This week, North Park resident Jeff Olson will appear in court to fight a charge of 13 counts of misdemeanor vandalism charges for writing protest slogans in chalk from February to August 2012. The charges could send Olson to jail for 13 years and put him on the hook for $13,000 in restitution to the City and to Bank of America. Olson, a former staffer for a U.S. Senator from Washington, began to get involved in political activism around the time that Occupy Wall Street was in full swing. But for him, sleeping in a tent downtown or singing along to protest songs was not the right strategy.
It was October 3, 2011 when Olson first appeared outside of the Bank of America on University Avenue in North Park with a homemade sign. Eight days later, gearing up for National Bank Transfer Day, Olson and his partner, Stephen Daniels, were confronted by Darell Freeman, Vice President of Bank of America’s Global Corporate Security. Freeman, a former police officer, accused Olson and Daniels of running a business outside of the bank. The altercation was reported by Reader contributor David Batterson who happened to be at the protest that day.

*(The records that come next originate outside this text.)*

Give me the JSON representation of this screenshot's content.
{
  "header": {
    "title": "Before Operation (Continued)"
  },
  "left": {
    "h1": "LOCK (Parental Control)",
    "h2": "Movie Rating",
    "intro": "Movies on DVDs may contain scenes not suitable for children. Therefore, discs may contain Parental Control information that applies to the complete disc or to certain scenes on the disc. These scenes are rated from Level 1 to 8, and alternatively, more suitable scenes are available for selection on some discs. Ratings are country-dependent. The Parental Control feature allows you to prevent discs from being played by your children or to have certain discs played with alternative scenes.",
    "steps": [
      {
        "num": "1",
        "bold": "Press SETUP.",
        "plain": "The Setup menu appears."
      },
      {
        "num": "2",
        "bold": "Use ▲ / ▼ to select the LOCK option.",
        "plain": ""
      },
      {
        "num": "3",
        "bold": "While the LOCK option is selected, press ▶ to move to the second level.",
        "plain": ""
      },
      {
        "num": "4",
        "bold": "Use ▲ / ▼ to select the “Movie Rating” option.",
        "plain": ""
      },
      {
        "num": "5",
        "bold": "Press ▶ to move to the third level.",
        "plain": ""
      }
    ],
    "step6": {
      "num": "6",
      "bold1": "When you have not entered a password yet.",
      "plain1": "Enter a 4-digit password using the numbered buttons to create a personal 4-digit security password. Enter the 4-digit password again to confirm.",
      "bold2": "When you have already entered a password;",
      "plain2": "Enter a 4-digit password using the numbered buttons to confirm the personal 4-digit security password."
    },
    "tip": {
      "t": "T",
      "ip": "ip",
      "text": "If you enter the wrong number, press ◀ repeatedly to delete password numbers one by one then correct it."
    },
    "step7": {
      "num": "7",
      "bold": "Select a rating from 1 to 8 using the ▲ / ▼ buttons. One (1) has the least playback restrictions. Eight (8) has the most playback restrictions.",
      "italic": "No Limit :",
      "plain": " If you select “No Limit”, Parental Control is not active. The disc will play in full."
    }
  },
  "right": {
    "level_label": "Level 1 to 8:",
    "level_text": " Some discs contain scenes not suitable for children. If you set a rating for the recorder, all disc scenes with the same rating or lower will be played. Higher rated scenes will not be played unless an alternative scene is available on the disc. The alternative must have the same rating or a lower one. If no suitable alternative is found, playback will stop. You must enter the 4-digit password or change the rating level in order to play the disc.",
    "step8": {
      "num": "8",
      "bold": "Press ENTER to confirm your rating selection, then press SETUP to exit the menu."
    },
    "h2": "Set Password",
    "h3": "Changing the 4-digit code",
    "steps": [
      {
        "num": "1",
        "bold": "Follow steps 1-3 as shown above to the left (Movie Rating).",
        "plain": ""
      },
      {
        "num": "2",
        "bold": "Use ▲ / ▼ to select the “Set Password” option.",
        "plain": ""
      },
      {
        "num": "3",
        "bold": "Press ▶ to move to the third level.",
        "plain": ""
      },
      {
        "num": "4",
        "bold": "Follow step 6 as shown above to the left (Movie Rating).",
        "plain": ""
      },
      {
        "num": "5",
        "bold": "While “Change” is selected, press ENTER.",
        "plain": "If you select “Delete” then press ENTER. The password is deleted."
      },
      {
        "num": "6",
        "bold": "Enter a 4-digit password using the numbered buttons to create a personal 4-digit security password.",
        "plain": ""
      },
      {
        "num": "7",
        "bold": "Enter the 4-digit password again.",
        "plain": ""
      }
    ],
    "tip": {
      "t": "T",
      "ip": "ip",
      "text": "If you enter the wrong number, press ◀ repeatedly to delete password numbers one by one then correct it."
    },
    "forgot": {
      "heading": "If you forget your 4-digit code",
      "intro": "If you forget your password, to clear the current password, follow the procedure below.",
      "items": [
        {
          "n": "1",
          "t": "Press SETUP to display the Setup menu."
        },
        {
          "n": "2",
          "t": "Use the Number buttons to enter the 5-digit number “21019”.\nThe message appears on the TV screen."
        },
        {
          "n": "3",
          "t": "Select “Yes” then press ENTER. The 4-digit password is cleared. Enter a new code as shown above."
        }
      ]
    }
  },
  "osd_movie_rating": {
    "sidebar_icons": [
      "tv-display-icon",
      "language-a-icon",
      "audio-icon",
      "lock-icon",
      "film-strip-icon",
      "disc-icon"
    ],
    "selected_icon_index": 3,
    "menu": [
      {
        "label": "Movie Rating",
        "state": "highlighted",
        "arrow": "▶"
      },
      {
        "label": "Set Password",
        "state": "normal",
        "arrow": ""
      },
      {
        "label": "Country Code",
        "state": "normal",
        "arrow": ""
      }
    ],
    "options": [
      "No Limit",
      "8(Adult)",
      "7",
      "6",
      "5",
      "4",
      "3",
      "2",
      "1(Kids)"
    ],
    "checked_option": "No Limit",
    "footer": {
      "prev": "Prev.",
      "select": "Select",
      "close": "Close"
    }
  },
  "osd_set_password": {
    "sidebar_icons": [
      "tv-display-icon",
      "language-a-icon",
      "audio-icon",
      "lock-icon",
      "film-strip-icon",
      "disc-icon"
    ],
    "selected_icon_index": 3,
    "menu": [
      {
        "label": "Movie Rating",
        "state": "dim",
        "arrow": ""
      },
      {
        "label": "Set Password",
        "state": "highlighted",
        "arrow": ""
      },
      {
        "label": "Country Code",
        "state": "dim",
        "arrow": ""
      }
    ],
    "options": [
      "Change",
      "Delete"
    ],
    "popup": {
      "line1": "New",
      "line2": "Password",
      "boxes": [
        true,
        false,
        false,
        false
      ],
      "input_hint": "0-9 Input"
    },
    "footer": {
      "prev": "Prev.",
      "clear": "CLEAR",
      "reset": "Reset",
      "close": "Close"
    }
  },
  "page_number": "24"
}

Undeterred, Olson continued his protests outside of the Bank of America. In February 2012, he came across a box of “Creatology” chalk at the CVS Pharmacy in North Park. “I thought it was a perfect way to get my message out there. Much better than handing out leaflets or holding a sign.” For the next six months, Olson visited the bank a few days a week in the early morning hours. He scribbled slogans on the sidewalk such as “Stop big banks,” and “Stop Bank Blight.com.” One day he drew Octopus arms protruding out from the bank walls. At the ends of the arms, stuck to its tentacles, were wads of cash. As the election neared Olson put down the stick of chalk and became involved campaigning for then Congressman Bob Filner and against his opponent Carl DeMaio. Filner won. The economy rebounded. Olson’s political activism waned. He moved on. Unfortunately for him, the same can not be said for Freeman and the City Attorney’s Office.
On August 28, Olson was contacted by Officer Bill Miles from San Diego’s Gang Unit.
Months later, on January 7, 2013 Freeman pressed Miles and Goldsmith’s attorneys to take action against Olson.
Two minutes later, Kukas responded. “Thank you for checking in on this case. It is still under review. I will give you an update by the end of the week.”
No update came. Ten days later, Freeman was back on the case.
Then on April 15, Deputy City Attorney Paige Hazard contacted Freeman with the good news. “I wanted to let you know that we will be filing 13 counts of vandalism as a result of the incidents you reported.”
A heavy handed decision? Not according to the City Attorney’s Office. This from a court document filed by Hazard. “The People do not fear that this reading of section 594(A) will make criminals of every child using chalk. Chalk festivals may still be permitted. Kids acting without malice may still engage in their art. Circumventing the rules, without permission, under the color of night, and now waiving a banner of the First Amendment, does not negate the fact that defacement occurred, a private business suffered real and substantial monetary damages, and Defendant is responsible.” Tom Tosdal, a Solana Beach-based lawyer, is defending Olson pro-bono. Tosdal says he could not turn down the case.
Olson says he is ready for trial but that doesn’t mean he is not nervous.